▶ Problem requirements
Every line of the data must be retyped exactly as it stands.

▶ Provided data
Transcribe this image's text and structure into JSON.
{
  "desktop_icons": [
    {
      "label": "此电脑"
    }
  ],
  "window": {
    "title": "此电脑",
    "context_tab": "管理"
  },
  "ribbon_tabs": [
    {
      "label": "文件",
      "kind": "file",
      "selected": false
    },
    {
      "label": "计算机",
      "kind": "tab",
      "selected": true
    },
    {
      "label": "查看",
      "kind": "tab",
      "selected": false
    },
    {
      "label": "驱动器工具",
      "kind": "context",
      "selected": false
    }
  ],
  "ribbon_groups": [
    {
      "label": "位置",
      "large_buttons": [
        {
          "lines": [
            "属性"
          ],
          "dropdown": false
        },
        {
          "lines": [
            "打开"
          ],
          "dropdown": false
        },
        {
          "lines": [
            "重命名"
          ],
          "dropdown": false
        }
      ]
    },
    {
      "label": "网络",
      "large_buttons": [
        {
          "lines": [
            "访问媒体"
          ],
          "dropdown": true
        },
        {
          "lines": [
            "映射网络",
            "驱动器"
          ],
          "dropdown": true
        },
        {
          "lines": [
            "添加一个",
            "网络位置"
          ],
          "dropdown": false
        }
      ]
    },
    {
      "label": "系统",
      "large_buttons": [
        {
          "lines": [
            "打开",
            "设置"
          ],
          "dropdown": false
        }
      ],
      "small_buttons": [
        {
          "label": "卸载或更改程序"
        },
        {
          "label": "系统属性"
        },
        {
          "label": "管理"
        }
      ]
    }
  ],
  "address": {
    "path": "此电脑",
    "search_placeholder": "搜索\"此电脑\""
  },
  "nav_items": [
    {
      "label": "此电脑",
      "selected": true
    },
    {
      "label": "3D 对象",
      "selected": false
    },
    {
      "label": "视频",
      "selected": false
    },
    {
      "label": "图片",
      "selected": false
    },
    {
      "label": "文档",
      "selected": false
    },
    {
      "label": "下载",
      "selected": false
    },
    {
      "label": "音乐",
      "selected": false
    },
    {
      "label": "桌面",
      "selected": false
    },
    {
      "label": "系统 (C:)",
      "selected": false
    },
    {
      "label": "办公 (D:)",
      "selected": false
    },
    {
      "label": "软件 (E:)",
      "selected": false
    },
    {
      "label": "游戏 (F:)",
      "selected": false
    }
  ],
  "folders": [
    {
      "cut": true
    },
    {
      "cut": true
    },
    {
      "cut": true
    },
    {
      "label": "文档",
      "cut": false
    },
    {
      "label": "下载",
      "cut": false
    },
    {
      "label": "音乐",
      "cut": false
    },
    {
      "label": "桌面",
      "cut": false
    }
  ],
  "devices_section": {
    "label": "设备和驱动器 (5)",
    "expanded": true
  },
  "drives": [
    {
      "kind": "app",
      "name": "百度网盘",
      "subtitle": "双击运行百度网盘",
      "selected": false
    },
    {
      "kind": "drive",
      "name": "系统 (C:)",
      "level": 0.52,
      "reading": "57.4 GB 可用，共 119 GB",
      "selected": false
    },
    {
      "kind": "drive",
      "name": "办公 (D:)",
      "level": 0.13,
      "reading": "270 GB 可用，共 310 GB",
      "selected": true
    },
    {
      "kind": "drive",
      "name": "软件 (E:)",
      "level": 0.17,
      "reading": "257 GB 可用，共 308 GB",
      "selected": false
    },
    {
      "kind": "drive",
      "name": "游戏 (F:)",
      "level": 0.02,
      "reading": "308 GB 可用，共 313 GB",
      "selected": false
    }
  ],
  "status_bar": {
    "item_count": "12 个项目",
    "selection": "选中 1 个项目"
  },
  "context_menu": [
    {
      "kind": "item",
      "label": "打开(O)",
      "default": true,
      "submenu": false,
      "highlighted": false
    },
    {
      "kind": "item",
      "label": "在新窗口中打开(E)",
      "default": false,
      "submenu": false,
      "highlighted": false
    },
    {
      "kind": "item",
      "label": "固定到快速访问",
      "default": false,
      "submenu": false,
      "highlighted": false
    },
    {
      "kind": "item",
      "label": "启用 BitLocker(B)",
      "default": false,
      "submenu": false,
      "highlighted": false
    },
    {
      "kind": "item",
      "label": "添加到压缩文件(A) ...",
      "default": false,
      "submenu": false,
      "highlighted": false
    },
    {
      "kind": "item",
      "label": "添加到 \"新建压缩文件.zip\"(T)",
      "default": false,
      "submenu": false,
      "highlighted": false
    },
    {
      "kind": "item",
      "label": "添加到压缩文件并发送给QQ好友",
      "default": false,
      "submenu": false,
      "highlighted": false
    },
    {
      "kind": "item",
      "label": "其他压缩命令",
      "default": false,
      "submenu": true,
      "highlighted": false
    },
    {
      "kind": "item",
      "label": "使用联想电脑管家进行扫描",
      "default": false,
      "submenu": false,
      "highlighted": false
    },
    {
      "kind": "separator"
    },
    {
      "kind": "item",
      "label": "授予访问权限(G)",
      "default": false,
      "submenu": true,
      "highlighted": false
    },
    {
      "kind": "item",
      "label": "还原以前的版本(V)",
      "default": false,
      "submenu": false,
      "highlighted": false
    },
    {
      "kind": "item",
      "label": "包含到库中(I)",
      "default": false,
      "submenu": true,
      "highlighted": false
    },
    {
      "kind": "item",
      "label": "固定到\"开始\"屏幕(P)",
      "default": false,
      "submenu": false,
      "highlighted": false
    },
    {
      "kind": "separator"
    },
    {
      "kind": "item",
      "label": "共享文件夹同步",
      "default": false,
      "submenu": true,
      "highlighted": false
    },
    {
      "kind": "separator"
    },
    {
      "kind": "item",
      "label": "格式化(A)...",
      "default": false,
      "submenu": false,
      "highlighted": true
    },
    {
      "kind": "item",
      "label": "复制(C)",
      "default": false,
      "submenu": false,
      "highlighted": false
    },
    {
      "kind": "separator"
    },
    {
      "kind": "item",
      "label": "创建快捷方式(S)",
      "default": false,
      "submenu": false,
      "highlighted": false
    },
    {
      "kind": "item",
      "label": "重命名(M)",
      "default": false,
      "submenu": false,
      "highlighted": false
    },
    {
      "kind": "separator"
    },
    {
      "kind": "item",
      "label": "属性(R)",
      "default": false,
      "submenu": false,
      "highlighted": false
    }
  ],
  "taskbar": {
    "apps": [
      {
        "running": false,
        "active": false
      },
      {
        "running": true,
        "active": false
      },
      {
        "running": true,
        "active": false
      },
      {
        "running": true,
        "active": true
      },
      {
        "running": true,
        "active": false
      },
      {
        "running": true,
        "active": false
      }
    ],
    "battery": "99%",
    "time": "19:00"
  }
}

▶ Answer below
Transcribe this image's text and structure into JSON.
{
  "desktop_icons": [
    {
      "label": "此电脑"
    }
  ],
  "window": {
    "title": "此电脑",
    "context_tab": "管理"
  },
  "ribbon_tabs": [
    {
      "label": "文件",
      "kind": "file",
      "selected": false
    },
    {
      "label": "计算机",
      "kind": "tab",
      "selected": true
    },
    {
      "label": "查看",
      "kind": "tab",
      "selected": false
    },
    {
      "label": "驱动器工具",
      "kind": "context",
      "selected": false
    }
  ],
  "ribbon_groups": [
    {
      "label": "位置",
      "large_buttons": [
        {
          "lines": [
            "属性"
          ],
          "dropdown": false
        },
        {
          "lines": [
            "打开"
          ],
          "dropdown": false
        },
        {
          "lines": [
            "重命名"
          ],
          "dropdown": false
        }
      ]
    },
    {
      "label": "网络",
      "large_buttons": [
        {
          "lines": [
            "访问媒体"
          ],
          "dropdown": true
        },
        {
          "lines": [
            "映射网络",
            "驱动器"
          ],
          "dropdown": true
        },
        {
          "lines": [
            "添加一个",
            "网络位置"
          ],
          "dropdown": false
        }
      ]
    },
    {
      "label": "系统",
      "large_buttons": [
        {
          "lines": [
            "打开",
            "设置"
          ],
          "dropdown": false
        }
      ],
      "small_buttons": [
        {
          "label": "卸载或更改程序"
        },
        {
          "label": "系统属性"
        },
        {
          "label": "管理"
        }
      ]
    }
  ],
  "address": {
    "path": "此电脑",
    "search_placeholder": "搜索\"此电脑\""
  },
  "nav_items": [
    {
      "label": "此电脑",
      "selected": true
    },
    {
      "label": "3D 对象",
      "selected": false
    },
    {
      "label": "视频",
      "selected": false
    },
    {
      "label": "图片",
      "selected": false
    },
    {
      "label": "文档",
      "selected": false
    },
    {
      "label": "下载",
      "selected": false
    },
    {
      "label": "音乐",
      "selected": false
    },
    {
      "label": "桌面",
      "selected": false
    },
    {
      "label": "系统 (C:)",
      "selected": false
    },
    {
      "label": "办公 (D:)",
      "selected": false
    },
    {
      "label": "软件 (E:)",
      "selected": false
    },
    {
      "label": "游戏 (F:)",
      "selected": false
    }
  ],
  "folders": [
    {
      "cut": true
    },
    {
      "cut": true
    },
    {
      "cut": true
    },
    {
      "label": "文档",
      "cut": false
    },
    {
      "label": "下载",
      "cut": false
    },
    {
      "label": "音乐",
      "cut": false
    },
    {
      "label": "桌面",
      "cut": false
    }
  ],
  "devices_section": {
    "label": "设备和驱动器 (5)",
    "expanded": true
  },
  "drives": [
    {
      "kind": "app",
      "name": "百度网盘",
      "subtitle": "双击运行百度网盘",
      "selected": false
    },
    {
      "kind": "drive",
      "name": "系统 (C:)",
      "level": 0.52,
      "reading": "57.4 GB 可用，共 119 GB",
      "selected": false
    },
    {
      "kind": "drive",
      "name": "办公 (D:)",
      "level": 0.13,
      "reading": "270 GB 可用，共 310 GB",
      "selected": true
    },
    {
      "kind": "drive",
      "name": "软件 (E:)",
      "level": 0.17,
      "reading": "257 GB 可用，共 308 GB",
      "selected": false
    },
    {
      "kind": "drive",
      "name": "游戏 (F:)",
      "level": 0.02,
      "reading": "308 GB 可用，共 313 GB",
      "selected": false
    }
  ],
  "status_bar": {
    "item_count": "12 个项目",
    "selection": "选中 1 个项目"
  },
  "context_menu": [
    {
      "kind": "item",
      "label": "打开(O)",
      "default": true,
      "submenu": false,
      "highlighted": false
    },
    {
      "kind": "item",
      "label": "在新窗口中打开(E)",
      "default": false,
      "submenu": false,
      "highlighted": false
    },
    {
      "kind": "item",
      "label": "固定到快速访问",
      "default": false,
      "submenu": false,
      "highlighted": false
    },
    {
      "kind": "item",
      "label": "启用 BitLocker(B)",
      "default": false,
      "submenu": false,
      "highlighted": false
    },
    {
      "kind": "item",
      "label": "添加到压缩文件(A) ...",
      "default": false,
      "submenu": false,
      "highlighted": false
    },
    {
      "kind": "item",
      "label": "添加到 \"新建压缩文件.zip\"(T)",
      "default": false,
      "submenu": false,
      "highlighted": false
    },
    {
      "kind": "item",
      "label": "添加到压缩文件并发送给QQ好友",
      "default": false,
      "submenu": false,
      "highlighted": false
    },
    {
      "kind": "item",
      "label": "其他压缩命令",
      "default": false,
      "submenu": true,
      "highlighted": false
    },
    {
      "kind": "item",
      "label": "使用联想电脑管家进行扫描",
      "default": false,
      "submenu": false,
      "highlighted": false
    },
    {
      "kind": "separator"
    },
    {
      "kind": "item",
      "label": "授予访问权限(G)",
      "default": false,
      "submenu": true,
      "highlighted": false
    },
    {
      "kind": "item",
      "label": "还原以前的版本(V)",
      "default": false,
      "submenu": false,
      "highlighted": false
    },
    {
      "kind": "item",
      "label": "包含到库中(I)",
      "default": false,
      "submenu": true,
      "highlighted": false
    },
    {
      "kind": "item",
      "label": "固定到\"开始\"屏幕(P)",
      "default": false,
      "submenu": false,
      "highlighted": false
    },
    {
      "kind": "separator"
    },
    {
      "kind": "item",
      "label": "共享文件夹同步",
      "default": false,
      "submenu": true,
      "highlighted": false
    },
    {
      "kind": "separator"
    },
    {
      "kind": "item",
      "label": "格式化(A)...",
      "default": false,
      "submenu": false,
      "highlighted": true
    },
    {
      "kind": "item",
      "label": "复制(C)",
      "default": false,
      "submenu": false,
      "highlighted": false
    },
    {
      "kind": "separator"
    },
    {
      "kind": "item",
      "label": "创建快捷方式(S)",
      "default": false,
      "submenu": false,
      "highlighted": false
    },
    {
      "kind": "item",
      "label": "重命名(M)",
      "default": false,
      "submenu": false,
      "highlighted": false
    },
    {
      "kind": "separator"
    },
    {
      "kind": "item",
      "label": "属性(R)",
      "default": false,
      "submenu": false,
      "highlighted": false
    }
  ],
  "taskbar": {
    "apps": [
      {
        "running": false,
        "active": false
      },
      {
        "running": true,
        "active": false
      },
      {
        "running": true,
        "active": false
      },
      {
        "running": true,
        "active": true
      },
      {
        "running": true,
        "active": false
      },
      {
        "running": true,
        "active": false
      }
    ],
    "battery": "99%",
    "time": "19:00"
  }
}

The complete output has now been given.